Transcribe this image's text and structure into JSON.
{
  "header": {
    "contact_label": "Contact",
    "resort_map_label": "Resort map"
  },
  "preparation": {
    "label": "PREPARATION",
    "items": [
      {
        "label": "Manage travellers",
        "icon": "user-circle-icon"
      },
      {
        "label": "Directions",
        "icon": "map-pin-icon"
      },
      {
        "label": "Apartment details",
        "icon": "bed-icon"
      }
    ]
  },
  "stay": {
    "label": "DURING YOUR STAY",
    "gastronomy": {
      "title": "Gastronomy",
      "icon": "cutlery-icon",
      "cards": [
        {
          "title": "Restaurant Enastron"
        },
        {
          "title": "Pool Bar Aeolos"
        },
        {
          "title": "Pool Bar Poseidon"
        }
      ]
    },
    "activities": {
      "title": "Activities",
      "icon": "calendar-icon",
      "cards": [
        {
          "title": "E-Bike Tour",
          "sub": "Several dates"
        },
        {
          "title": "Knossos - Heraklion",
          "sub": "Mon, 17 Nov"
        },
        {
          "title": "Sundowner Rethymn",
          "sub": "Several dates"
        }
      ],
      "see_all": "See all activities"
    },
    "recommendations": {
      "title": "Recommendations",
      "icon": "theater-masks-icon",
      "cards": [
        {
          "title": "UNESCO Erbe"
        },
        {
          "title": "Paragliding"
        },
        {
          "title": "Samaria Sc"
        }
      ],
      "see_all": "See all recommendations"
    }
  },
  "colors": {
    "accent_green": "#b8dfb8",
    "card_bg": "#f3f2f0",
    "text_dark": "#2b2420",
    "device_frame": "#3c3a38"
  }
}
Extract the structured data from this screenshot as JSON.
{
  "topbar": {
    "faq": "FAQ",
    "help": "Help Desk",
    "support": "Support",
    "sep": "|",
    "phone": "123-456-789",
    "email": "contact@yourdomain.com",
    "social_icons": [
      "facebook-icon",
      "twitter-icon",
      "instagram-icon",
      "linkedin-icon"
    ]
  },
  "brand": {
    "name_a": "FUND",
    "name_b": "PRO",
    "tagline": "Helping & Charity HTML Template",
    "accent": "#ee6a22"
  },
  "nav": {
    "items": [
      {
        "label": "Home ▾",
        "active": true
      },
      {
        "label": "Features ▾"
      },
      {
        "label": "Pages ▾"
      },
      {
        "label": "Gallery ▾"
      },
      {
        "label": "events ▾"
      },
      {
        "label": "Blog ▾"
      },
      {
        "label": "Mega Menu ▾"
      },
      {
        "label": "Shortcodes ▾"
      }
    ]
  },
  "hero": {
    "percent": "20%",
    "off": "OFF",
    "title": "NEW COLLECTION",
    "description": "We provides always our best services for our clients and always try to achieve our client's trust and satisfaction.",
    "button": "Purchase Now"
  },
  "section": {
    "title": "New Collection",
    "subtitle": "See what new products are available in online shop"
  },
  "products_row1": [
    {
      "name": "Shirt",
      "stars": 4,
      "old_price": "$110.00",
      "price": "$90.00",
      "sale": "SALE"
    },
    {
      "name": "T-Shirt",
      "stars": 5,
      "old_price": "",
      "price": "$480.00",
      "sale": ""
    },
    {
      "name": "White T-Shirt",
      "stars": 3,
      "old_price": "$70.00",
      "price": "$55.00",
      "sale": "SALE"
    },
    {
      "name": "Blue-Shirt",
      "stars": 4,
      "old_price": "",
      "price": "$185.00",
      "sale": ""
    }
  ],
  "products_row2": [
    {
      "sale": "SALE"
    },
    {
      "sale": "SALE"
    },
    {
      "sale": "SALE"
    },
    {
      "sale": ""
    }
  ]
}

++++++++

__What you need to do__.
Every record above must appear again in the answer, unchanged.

__Completed task__.
Transcribe this image's text and structure into JSON.
{
  "header": {
    "contact_label": "Contact",
    "resort_map_label": "Resort map"
  },
  "preparation": {
    "label": "PREPARATION",
    "items": [
      {
        "label": "Manage travellers",
        "icon": "user-circle-icon"
      },
      {
        "label": "Directions",
        "icon": "map-pin-icon"
      },
      {
        "label": "Apartment details",
        "icon": "bed-icon"
      }
    ]
  },
  "stay": {
    "label": "DURING YOUR STAY",
    "gastronomy": {
      "title": "Gastronomy",
      "icon": "cutlery-icon",
      "cards": [
        {
          "title": "Restaurant Enastron"
        },
        {
          "title": "Pool Bar Aeolos"
        },
        {
          "title": "Pool Bar Poseidon"
        }
      ]
    },
    "activities": {
      "title": "Activities",
      "icon": "calendar-icon",
      "cards": [
        {
          "title": "E-Bike Tour",
          "sub": "Several dates"
        },
        {
          "title": "Knossos - Heraklion",
          "sub": "Mon, 17 Nov"
        },
        {
          "title": "Sundowner Rethymn",
          "sub": "Several dates"
        }
      ],
      "see_all": "See all activities"
    },
    "recommendations": {
      "title": "Recommendations",
      "icon": "theater-masks-icon",
      "cards": [
        {
          "title": "UNESCO Erbe"
        },
        {
          "title": "Paragliding"
        },
        {
          "title": "Samaria Sc"
        }
      ],
      "see_all": "See all recommendations"
    }
  },
  "colors": {
    "accent_green": "#b8dfb8",
    "card_bg": "#f3f2f0",
    "text_dark": "#2b2420",
    "device_frame": "#3c3a38"
  }
}
Extract the structured data from this screenshot as JSON.
{
  "topbar": {
    "faq": "FAQ",
    "help": "Help Desk",
    "support": "Support",
    "sep": "|",
    "phone": "123-456-789",
    "email": "contact@yourdomain.com",
    "social_icons": [
      "facebook-icon",
      "twitter-icon",
      "instagram-icon",
      "linkedin-icon"
    ]
  },
  "brand": {
    "name_a": "FUND",
    "name_b": "PRO",
    "tagline": "Helping & Charity HTML Template",
    "accent": "#ee6a22"
  },
  "nav": {
    "items": [
      {
        "label": "Home ▾",
        "active": true
      },
      {
        "label": "Features ▾"
      },
      {
        "label": "Pages ▾"
      },
      {
        "label": "Gallery ▾"
      },
      {
        "label": "events ▾"
      },
      {
        "label": "Blog ▾"
      },
      {
        "label": "Mega Menu ▾"
      },
      {
        "label": "Shortcodes ▾"
      }
    ]
  },
  "hero": {
    "percent": "20%",
    "off": "OFF",
    "title": "NEW COLLECTION",
    "description": "We provides always our best services for our clients and always try to achieve our client's trust and satisfaction.",
    "button": "Purchase Now"
  },
  "section": {
    "title": "New Collection",
    "subtitle": "See what new products are available in online shop"
  },
  "products_row1": [
    {
      "name": "Shirt",
      "stars": 4,
      "old_price": "$110.00",
      "price": "$90.00",
      "sale": "SALE"
    },
    {
      "name": "T-Shirt",
      "stars": 5,
      "old_price": "",
      "price": "$480.00",
      "sale": ""
    },
    {
      "name": "White T-Shirt",
      "stars": 3,
      "old_price": "$70.00",
      "price": "$55.00",
      "sale": "SALE"
    },
    {
      "name": "Blue-Shirt",
      "stars": 4,
      "old_price": "",
      "price": "$185.00",
      "sale": ""
    }
  ],
  "products_row2": [
    {
      "sale": "SALE"
    },
    {
      "sale": "SALE"
    },
    {
      "sale": "SALE"
    },
    {
      "sale": ""
    }
  ]
}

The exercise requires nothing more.